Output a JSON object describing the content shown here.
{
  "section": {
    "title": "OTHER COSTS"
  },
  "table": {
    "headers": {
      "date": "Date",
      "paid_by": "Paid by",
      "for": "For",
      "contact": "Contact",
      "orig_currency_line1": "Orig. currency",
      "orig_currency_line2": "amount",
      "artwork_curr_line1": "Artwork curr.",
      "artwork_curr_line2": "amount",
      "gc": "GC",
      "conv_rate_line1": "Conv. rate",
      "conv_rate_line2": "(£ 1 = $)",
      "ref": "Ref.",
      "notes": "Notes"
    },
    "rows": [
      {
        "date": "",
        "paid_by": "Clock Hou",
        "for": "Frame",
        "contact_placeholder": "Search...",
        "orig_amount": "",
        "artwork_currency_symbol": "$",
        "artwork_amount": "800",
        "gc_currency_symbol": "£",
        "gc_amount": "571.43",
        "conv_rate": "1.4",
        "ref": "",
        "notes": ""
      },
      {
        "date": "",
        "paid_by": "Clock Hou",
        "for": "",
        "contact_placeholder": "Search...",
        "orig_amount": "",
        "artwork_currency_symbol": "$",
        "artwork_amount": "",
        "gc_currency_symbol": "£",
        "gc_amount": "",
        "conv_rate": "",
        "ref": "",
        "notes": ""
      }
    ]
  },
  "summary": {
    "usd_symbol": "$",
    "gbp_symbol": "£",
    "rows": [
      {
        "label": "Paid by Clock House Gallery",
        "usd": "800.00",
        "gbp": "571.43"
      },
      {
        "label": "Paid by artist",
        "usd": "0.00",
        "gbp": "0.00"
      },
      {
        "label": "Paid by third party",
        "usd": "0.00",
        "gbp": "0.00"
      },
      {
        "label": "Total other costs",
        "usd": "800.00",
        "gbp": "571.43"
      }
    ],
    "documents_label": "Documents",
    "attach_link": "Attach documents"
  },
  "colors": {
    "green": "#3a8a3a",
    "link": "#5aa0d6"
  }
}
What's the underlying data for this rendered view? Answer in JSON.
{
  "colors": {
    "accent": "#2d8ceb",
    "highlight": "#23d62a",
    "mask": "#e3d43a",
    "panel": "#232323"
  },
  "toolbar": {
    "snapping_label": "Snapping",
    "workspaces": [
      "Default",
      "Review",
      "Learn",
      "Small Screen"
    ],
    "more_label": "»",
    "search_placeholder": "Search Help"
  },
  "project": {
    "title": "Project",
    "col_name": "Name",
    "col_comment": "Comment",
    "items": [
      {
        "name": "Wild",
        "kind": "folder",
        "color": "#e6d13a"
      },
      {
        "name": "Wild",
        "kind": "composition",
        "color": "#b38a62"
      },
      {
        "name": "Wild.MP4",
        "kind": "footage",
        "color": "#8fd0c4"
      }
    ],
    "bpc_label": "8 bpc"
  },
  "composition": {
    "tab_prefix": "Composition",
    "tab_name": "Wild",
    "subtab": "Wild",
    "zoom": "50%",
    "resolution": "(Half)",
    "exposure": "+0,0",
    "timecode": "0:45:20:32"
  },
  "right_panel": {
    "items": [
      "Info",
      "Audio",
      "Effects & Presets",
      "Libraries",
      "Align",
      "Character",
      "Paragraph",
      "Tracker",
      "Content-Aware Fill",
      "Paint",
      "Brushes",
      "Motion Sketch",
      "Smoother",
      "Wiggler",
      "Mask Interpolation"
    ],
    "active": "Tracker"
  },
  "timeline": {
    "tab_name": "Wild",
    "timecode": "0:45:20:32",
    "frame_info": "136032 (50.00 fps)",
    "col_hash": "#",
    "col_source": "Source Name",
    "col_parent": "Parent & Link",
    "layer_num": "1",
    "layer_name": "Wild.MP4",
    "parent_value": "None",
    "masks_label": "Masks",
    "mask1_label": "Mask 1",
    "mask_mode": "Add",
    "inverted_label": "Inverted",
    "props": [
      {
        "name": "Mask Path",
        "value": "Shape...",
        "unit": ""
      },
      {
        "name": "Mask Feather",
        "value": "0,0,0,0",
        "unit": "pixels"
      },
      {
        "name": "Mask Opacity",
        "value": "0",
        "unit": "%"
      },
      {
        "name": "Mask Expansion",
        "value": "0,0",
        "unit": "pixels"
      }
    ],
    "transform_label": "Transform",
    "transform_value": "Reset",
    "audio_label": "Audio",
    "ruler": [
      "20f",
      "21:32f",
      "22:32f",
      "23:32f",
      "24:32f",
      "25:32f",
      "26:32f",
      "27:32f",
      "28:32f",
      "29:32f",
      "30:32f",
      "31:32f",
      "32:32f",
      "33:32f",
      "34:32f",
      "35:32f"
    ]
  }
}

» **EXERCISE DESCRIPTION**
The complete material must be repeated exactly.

» **RESPONSE AREA**
Output a JSON object describing the content shown here.
{
  "section": {
    "title": "OTHER COSTS"
  },
  "table": {
    "headers": {
      "date": "Date",
      "paid_by": "Paid by",
      "for": "For",
      "contact": "Contact",
      "orig_currency_line1": "Orig. currency",
      "orig_currency_line2": "amount",
      "artwork_curr_line1": "Artwork curr.",
      "artwork_curr_line2": "amount",
      "gc": "GC",
      "conv_rate_line1": "Conv. rate",
      "conv_rate_line2": "(£ 1 = $)",
      "ref": "Ref.",
      "notes": "Notes"
    },
    "rows": [
      {
        "date": "",
        "paid_by": "Clock Hou",
        "for": "Frame",
        "contact_placeholder": "Search...",
        "orig_amount": "",
        "artwork_currency_symbol": "$",
        "artwork_amount": "800",
        "gc_currency_symbol": "£",
        "gc_amount": "571.43",
        "conv_rate": "1.4",
        "ref": "",
        "notes": ""
      },
      {
        "date": "",
        "paid_by": "Clock Hou",
        "for": "",
        "contact_placeholder": "Search...",
        "orig_amount": "",
        "artwork_currency_symbol": "$",
        "artwork_amount": "",
        "gc_currency_symbol": "£",
        "gc_amount": "",
        "conv_rate": "",
        "ref": "",
        "notes": ""
      }
    ]
  },
  "summary": {
    "usd_symbol": "$",
    "gbp_symbol": "£",
    "rows": [
      {
        "label": "Paid by Clock House Gallery",
        "usd": "800.00",
        "gbp": "571.43"
      },
      {
        "label": "Paid by artist",
        "usd": "0.00",
        "gbp": "0.00"
      },
      {
        "label": "Paid by third party",
        "usd": "0.00",
        "gbp": "0.00"
      },
      {
        "label": "Total other costs",
        "usd": "800.00",
        "gbp": "571.43"
      }
    ],
    "documents_label": "Documents",
    "attach_link": "Attach documents"
  },
  "colors": {
    "green": "#3a8a3a",
    "link": "#5aa0d6"
  }
}
What's the underlying data for this rendered view? Answer in JSON.
{
  "colors": {
    "accent": "#2d8ceb",
    "highlight": "#23d62a",
    "mask": "#e3d43a",
    "panel": "#232323"
  },
  "toolbar": {
    "snapping_label": "Snapping",
    "workspaces": [
      "Default",
      "Review",
      "Learn",
      "Small Screen"
    ],
    "more_label": "»",
    "search_placeholder": "Search Help"
  },
  "project": {
    "title": "Project",
    "col_name": "Name",
    "col_comment": "Comment",
    "items": [
      {
        "name": "Wild",
        "kind": "folder",
        "color": "#e6d13a"
      },
      {
        "name": "Wild",
        "kind": "composition",
        "color": "#b38a62"
      },
      {
        "name": "Wild.MP4",
        "kind": "footage",
        "color": "#8fd0c4"
      }
    ],
    "bpc_label": "8 bpc"
  },
  "composition": {
    "tab_prefix": "Composition",
    "tab_name": "Wild",
    "subtab": "Wild",
    "zoom": "50%",
    "resolution": "(Half)",
    "exposure": "+0,0",
    "timecode": "0:45:20:32"
  },
  "right_panel": {
    "items": [
      "Info",
      "Audio",
      "Effects & Presets",
      "Libraries",
      "Align",
      "Character",
      "Paragraph",
      "Tracker",
      "Content-Aware Fill",
      "Paint",
      "Brushes",
      "Motion Sketch",
      "Smoother",
      "Wiggler",
      "Mask Interpolation"
    ],
    "active": "Tracker"
  },
  "timeline": {
    "tab_name": "Wild",
    "timecode": "0:45:20:32",
    "frame_info": "136032 (50.00 fps)",
    "col_hash": "#",
    "col_source": "Source Name",
    "col_parent": "Parent & Link",
    "layer_num": "1",
    "layer_name": "Wild.MP4",
    "parent_value": "None",
    "masks_label": "Masks",
    "mask1_label": "Mask 1",
    "mask_mode": "Add",
    "inverted_label": "Inverted",
    "props": [
      {
        "name": "Mask Path",
        "value": "Shape...",
        "unit": ""
      },
      {
        "name": "Mask Feather",
        "value": "0,0,0,0",
        "unit": "pixels"
      },
      {
        "name": "Mask Opacity",
        "value": "0",
        "unit": "%"
      },
      {
        "name": "Mask Expansion",
        "value": "0,0",
        "unit": "pixels"
      }
    ],
    "transform_label": "Transform",
    "transform_value": "Reset",
    "audio_label": "Audio",
    "ruler": [
      "20f",
      "21:32f",
      "22:32f",
      "23:32f",
      "24:32f",
      "25:32f",
      "26:32f",
      "27:32f",
      "28:32f",
      "29:32f",
      "30:32f",
      "31:32f",
      "32:32f",
      "33:32f",
      "34:32f",
      "35:32f"
    ]
  }
}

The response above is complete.